Train operator Northern has said it will keep ticket offices open, but that they may stop selling tickets.
The firm, which could be renationalised over its poor performance, said the function of its staffed offices is likely to change across its network.
Northern's stakeholder manager Pete Myers told a public meeting that more train tickets are being bought on mobile phones.
As a result, he said, staff were more likely to be employed to give travel information instead.
Mr Myers made the statement in response to a question from a member of the public at a meeting with passenger representatives in Wakefield on Thursday.
Asked about the availability of tickets at some stations, he said: "We have no intention of cutting ticket offices. I can say that because it's true.
"But we do have to understand that the need for ticket offices will change.
"It will be less about selling tickets and more about giving advice.
"That's the way we look at it, because the number of sales through mobile phones has increased.
"So the use of them will change, but we have no intention of closing them."
Mr Myers also addressed Northern's latest punctuality figures, which he admitted were "not as encouraging as they might have been".
Around 84 per cent of the franchise's trains turned up within five minutes of its expected arrival time during the summer.
Explaining the reasons behind that, he said: "There's still a lot of delays on the other side of the Pennines, which have had a knock-on effect on the Leeds side.

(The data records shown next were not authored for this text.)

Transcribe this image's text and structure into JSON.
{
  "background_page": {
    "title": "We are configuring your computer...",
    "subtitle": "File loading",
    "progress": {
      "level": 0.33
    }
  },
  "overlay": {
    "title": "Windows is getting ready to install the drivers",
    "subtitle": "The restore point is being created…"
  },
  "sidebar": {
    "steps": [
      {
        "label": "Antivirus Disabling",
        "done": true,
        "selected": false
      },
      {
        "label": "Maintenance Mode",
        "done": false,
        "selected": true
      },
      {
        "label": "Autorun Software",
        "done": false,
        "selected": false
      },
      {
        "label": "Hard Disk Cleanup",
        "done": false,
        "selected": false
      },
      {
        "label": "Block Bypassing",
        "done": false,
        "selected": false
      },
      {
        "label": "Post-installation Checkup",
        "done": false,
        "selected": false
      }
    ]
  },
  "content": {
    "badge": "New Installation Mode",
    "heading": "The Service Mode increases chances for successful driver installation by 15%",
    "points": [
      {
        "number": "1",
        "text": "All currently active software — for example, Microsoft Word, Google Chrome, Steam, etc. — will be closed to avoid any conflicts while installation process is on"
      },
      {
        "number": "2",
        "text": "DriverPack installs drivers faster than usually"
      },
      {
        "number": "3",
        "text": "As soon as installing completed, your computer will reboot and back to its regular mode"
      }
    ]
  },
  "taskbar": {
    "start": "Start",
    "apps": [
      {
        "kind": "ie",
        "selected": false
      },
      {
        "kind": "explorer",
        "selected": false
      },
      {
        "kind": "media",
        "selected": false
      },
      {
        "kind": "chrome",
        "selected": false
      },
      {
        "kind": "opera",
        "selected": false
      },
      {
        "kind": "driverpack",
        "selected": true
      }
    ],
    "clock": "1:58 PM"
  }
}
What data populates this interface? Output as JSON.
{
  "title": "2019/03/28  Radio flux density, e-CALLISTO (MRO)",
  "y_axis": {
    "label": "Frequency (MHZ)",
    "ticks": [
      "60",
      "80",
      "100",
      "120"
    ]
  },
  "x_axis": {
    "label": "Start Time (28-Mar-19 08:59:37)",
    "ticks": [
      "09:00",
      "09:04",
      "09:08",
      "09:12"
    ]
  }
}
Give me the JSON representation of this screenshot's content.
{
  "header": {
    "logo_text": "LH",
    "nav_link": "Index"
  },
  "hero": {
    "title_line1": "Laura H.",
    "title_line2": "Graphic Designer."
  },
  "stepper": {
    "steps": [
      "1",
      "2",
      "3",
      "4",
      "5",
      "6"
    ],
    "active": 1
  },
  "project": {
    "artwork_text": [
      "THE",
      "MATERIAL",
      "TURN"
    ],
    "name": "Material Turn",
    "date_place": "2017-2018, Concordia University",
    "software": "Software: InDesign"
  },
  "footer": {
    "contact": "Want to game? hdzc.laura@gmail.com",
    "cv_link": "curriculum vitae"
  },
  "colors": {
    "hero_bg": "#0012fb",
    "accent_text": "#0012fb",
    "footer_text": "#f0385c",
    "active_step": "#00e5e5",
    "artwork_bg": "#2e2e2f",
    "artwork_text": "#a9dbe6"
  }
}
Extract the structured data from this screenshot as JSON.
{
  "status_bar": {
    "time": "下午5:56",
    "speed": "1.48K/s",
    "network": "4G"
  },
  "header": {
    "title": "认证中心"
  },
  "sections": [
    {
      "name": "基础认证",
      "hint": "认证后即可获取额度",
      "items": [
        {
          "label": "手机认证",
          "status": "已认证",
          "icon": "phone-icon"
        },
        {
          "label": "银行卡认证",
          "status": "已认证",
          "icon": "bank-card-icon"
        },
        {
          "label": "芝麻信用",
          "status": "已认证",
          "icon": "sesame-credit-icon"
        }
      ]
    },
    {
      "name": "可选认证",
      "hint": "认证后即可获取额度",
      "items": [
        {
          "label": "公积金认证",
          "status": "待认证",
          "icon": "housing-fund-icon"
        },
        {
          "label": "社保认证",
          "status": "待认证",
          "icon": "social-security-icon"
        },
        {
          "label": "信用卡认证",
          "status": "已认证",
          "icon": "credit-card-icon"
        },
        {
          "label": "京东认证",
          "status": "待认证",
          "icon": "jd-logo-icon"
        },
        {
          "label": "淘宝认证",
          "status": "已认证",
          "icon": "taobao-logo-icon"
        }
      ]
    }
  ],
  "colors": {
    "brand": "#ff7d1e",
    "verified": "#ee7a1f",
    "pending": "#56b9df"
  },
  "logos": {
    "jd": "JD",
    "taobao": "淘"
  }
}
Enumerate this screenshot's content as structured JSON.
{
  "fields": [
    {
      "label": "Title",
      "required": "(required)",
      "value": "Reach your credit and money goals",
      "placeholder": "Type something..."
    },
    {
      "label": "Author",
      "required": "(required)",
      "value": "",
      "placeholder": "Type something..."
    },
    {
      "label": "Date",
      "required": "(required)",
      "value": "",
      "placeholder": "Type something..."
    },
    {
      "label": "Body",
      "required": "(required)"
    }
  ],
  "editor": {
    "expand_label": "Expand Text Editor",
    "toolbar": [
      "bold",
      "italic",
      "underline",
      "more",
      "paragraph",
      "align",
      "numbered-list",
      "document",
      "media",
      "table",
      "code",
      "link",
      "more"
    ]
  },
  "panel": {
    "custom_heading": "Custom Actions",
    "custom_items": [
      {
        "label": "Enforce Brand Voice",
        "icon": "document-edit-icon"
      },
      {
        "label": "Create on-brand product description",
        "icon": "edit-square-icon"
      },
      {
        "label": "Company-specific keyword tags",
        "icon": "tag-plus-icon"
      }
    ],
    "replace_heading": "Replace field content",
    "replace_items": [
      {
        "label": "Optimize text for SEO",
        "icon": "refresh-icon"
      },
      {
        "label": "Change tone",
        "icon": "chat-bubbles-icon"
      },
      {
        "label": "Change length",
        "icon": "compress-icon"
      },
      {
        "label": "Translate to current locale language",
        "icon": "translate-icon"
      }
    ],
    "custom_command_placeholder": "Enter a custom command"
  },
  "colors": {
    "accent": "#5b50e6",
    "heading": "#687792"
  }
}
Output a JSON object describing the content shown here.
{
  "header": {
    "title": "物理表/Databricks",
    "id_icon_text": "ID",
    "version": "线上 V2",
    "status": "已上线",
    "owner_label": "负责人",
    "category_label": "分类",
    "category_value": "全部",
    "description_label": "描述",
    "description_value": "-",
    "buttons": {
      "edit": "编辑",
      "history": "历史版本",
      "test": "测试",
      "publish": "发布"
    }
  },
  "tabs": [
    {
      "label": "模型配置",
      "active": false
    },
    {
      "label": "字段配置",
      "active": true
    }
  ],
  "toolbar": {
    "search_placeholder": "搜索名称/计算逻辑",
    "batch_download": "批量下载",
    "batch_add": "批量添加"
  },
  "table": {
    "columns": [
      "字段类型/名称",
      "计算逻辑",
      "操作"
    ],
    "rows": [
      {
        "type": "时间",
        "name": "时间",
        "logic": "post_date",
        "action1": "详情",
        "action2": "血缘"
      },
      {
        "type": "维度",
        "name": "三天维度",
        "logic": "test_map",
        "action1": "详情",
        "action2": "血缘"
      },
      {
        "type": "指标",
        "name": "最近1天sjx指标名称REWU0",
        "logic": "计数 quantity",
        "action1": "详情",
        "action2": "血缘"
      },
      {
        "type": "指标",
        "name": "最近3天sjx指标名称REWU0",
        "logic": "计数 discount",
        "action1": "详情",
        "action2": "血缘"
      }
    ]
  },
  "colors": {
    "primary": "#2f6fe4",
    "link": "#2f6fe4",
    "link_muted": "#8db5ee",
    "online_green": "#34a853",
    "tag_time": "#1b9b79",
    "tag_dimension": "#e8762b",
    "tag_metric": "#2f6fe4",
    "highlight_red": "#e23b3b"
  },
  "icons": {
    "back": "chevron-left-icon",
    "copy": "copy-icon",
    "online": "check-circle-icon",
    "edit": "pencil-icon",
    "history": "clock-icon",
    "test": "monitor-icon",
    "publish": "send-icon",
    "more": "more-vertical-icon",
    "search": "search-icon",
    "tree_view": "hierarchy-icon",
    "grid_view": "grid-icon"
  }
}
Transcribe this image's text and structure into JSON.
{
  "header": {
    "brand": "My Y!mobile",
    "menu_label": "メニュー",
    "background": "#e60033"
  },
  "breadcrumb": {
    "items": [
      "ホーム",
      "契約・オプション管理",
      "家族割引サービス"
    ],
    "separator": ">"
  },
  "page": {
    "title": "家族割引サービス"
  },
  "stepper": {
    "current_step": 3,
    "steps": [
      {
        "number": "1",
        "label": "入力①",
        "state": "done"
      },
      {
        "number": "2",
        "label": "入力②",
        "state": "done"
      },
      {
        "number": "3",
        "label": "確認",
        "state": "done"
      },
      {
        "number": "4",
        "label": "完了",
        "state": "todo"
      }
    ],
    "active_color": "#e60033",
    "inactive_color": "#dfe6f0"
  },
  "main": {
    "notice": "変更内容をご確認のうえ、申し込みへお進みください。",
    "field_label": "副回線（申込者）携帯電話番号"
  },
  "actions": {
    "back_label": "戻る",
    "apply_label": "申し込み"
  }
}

The performance is better than this time last year, but last year was lousy."
Local Democracy Reporting Service